Glick is entering his 26th season coaching, and he is making his fourth coaching change. He coached at St. Vincent Palloti from 1993-1999, Archbishop Spalding from 1999-2006 and spent 12 years coaching at Gwynn Park before accepting the offer at Meade.For the past 12 years, Glick led Gwynn Park to four regional championships, four league titles and one county championship. Glick is coming off a 12-12 record this past season losing to Lake Clifton High School by the score of 72-39 in the playoffs.
“The community is what I will miss the most,” Glick said about leaving the Gwynn Park program. “I was also a social studies teacher, and I will always have love for Gwynn Park, but I’m geeked for the job at Meade, and this is opportunity.”Glick stated that this would most likely be the last coaching position that he will hold.Justin Faison who averaged 23 points last year for Gwynn Park said he expects great things from Glick at Meade.“He was a great coach, and he helped change me into the player I am now,” said Faison who now plays for Elizabeth City State University.
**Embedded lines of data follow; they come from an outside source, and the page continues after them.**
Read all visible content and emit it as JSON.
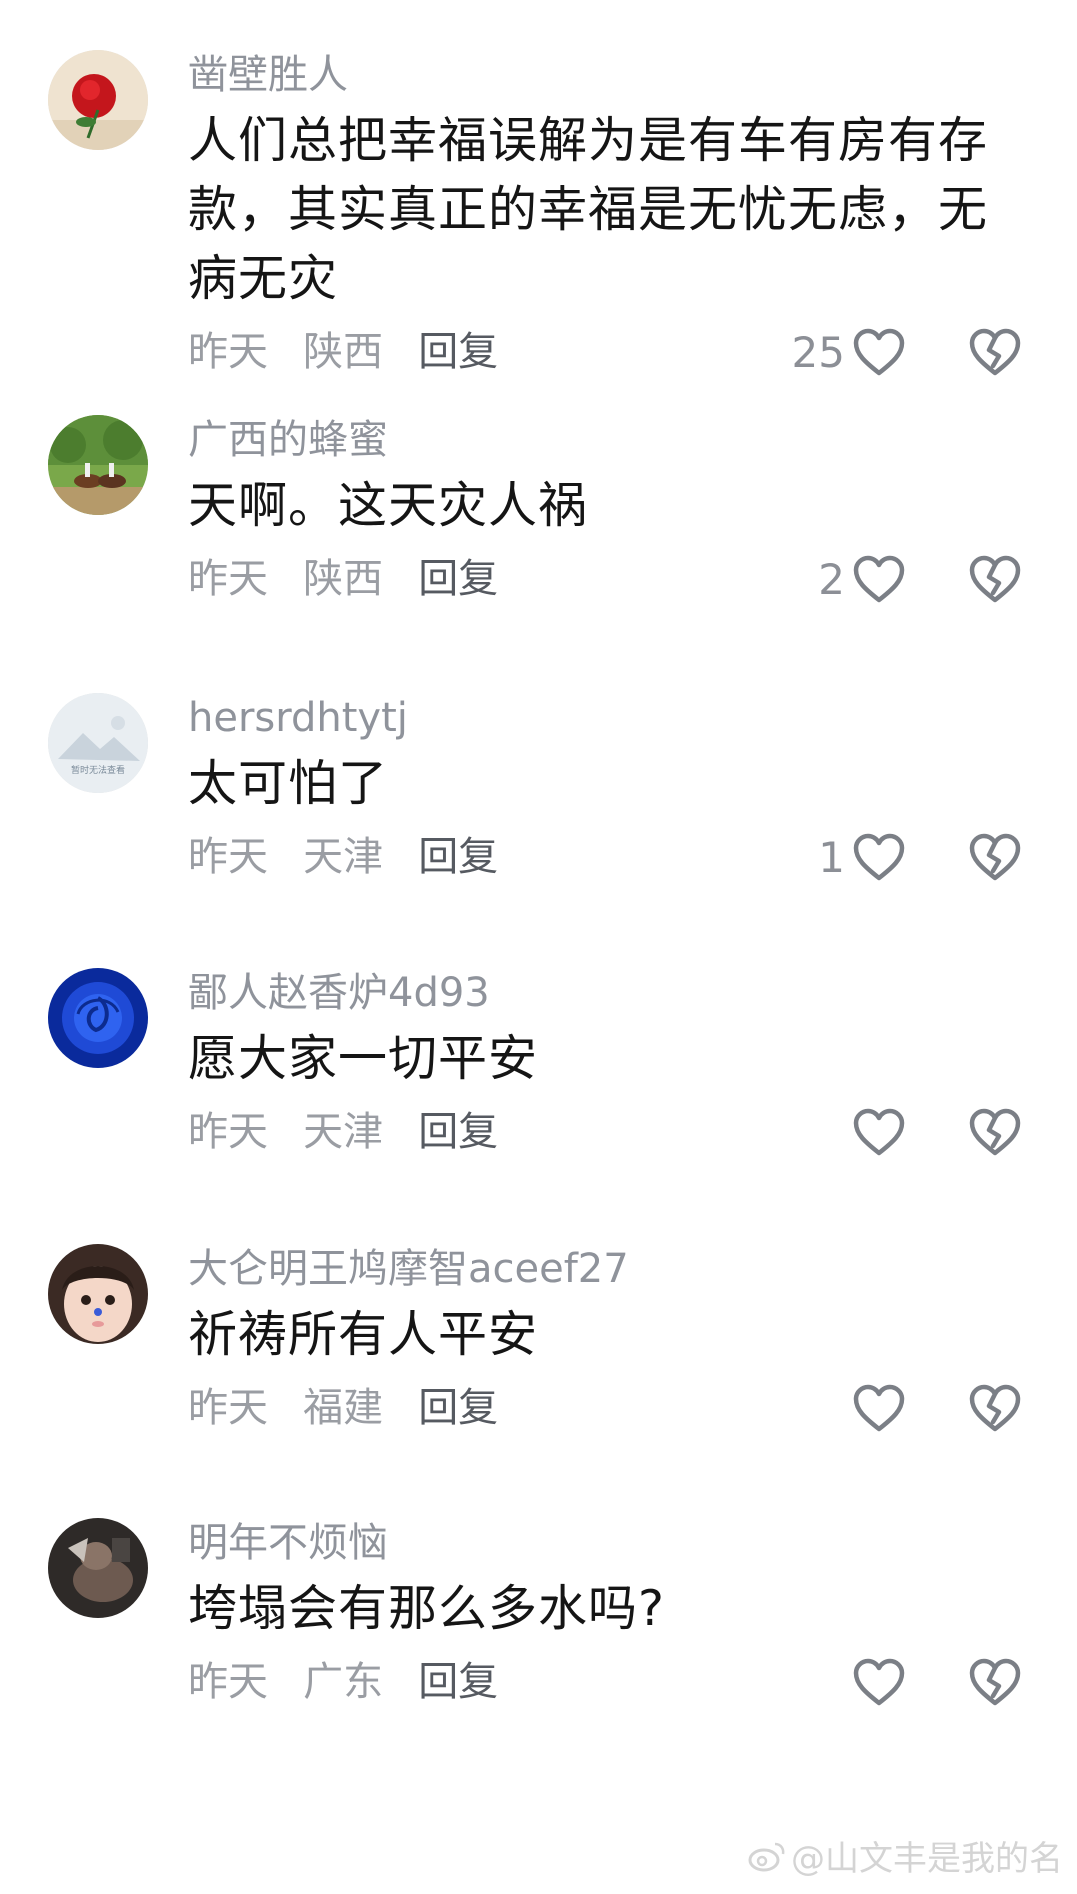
{
  "comments": [
    {
      "username": "凿壁胜人",
      "text": "人们总把幸福误解为是有车有房有存款，其实真正的幸福是无忧无虑，无病无灾",
      "time": "昨天",
      "location": "陕西",
      "reply": "回复",
      "likes": "25"
    },
    {
      "username": "广西的蜂蜜",
      "text": "天啊。这天灾人祸",
      "time": "昨天",
      "location": "陕西",
      "reply": "回复",
      "likes": "2"
    },
    {
      "username": "hersrdhtytj",
      "text": "太可怕了",
      "time": "昨天",
      "location": "天津",
      "reply": "回复",
      "likes": "1",
      "avatar_text": "暂时无法查看"
    },
    {
      "username": "鄙人赵香炉4d93",
      "text": "愿大家一切平安",
      "time": "昨天",
      "location": "天津",
      "reply": "回复",
      "likes": ""
    },
    {
      "username": "大仑明王鸠摩智aceef27",
      "text": "祈祷所有人平安",
      "time": "昨天",
      "location": "福建",
      "reply": "回复",
      "likes": ""
    },
    {
      "username": "明年不烦恼",
      "text": "垮塌会有那么多水吗?",
      "time": "昨天",
      "location": "广东",
      "reply": "回复",
      "likes": ""
    }
  ],
  "watermark": {
    "text": "@山文丰是我的名"
  },
  "icons": {
    "like": "heart-outline-icon",
    "dislike": "broken-heart-icon"
  },
  "colors": {
    "username": "#8f939b",
    "text": "#151515",
    "meta": "#9a9da3",
    "reply": "#565a61",
    "icon": "#7b7f86"
  }
}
With the confidence he instilled in me, I was able to be a complete point guard at the high school level.”He wishes the best of luck to Glick at Meade.
Another student-athlete who played alongside Faison in 2015 was Isaiah Miles. He was the second-leading scorer for Gwynn Park at 14 points per game that season.“He is a coach I always dreamed about playing for, he taught us team basketball as you saw for senior year with the run we had and even if times were down he always believed we could bounce back,” Miles said.“As a coach and playing for him, he always wanted what was best for you. The main thing that Coach Glick taught us was comradery. You are not just playing for yourself, it is a team game.”Miles said the new head coach has some shoes to fill, but Glick has left a lasting legacy at Gwynn Park.